BBC Africa, Nairobi
President Kenyatta also said that he had ordered the head of police to "ensure that the 10,000 recruits whose enrolment is pending, promptly report for training at the Kenya Police College".
"We have suffered unnecessarily due to shortage of security personnel. Kenya badly needs additional officers, and I will not keep the nation waiting."
Kenya's President Uhuru Kenyattahas just released a statement about the siege, saying "terrorists attacked Garissa University College killed and wounded several people and have taken others hostage".
He extended his condolences "to the families of those who have perished" and said the government had undertaken the "appropriate deployment".
"I also urge Kenyans to stay calm as we resolve this matter, and to provide the authorities with any information they may have in connection with any threats to our security."
Kenyan-based journalist Hannah McNeish has just spoken to Abdikadir Sugow, the spokesman for Garissa's governor.
Shetweets that he says the "militia are still on top of the roof. They're gathering there." Mr Sugow said they want to have an "aerial view" of security forces below and there is intermittent gunfire.
From witness statements it is not clear whether the attackers are wearing "protective clothing" or "suicide vests", Mr Sugow said.
Kenyan journalist Dennis Okari, who is at the site of the Garissa University College,tweets: "The gunmen are holed up inside the upper hostel section. I can hear gunfire from the other end @ntvkenya".
BBC Africa, en route to Garissa
There have been several recent al-Shabab attacks in north-eastern Kenya - and as in the Westgate mall siege of 2013 - Muslims and non-Muslims have been separated.

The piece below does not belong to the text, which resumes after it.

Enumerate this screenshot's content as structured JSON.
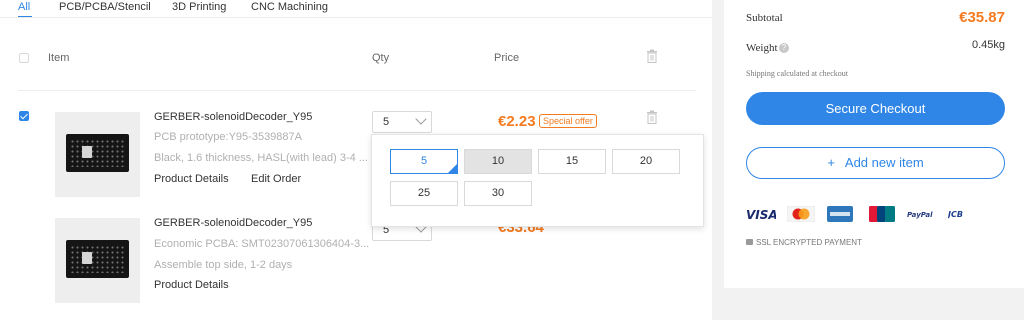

A survivor of a bus that was attacked in Novembertold the BBC that the militants asked passengers to recite from the Koran - those who could not quote from the Muslim religious text were killed.
When al-Shabab called the BBC earlier, its spokesman said the group was behind the attack on Garissa University College because it considers it a non-Muslim institution on Muslim ground.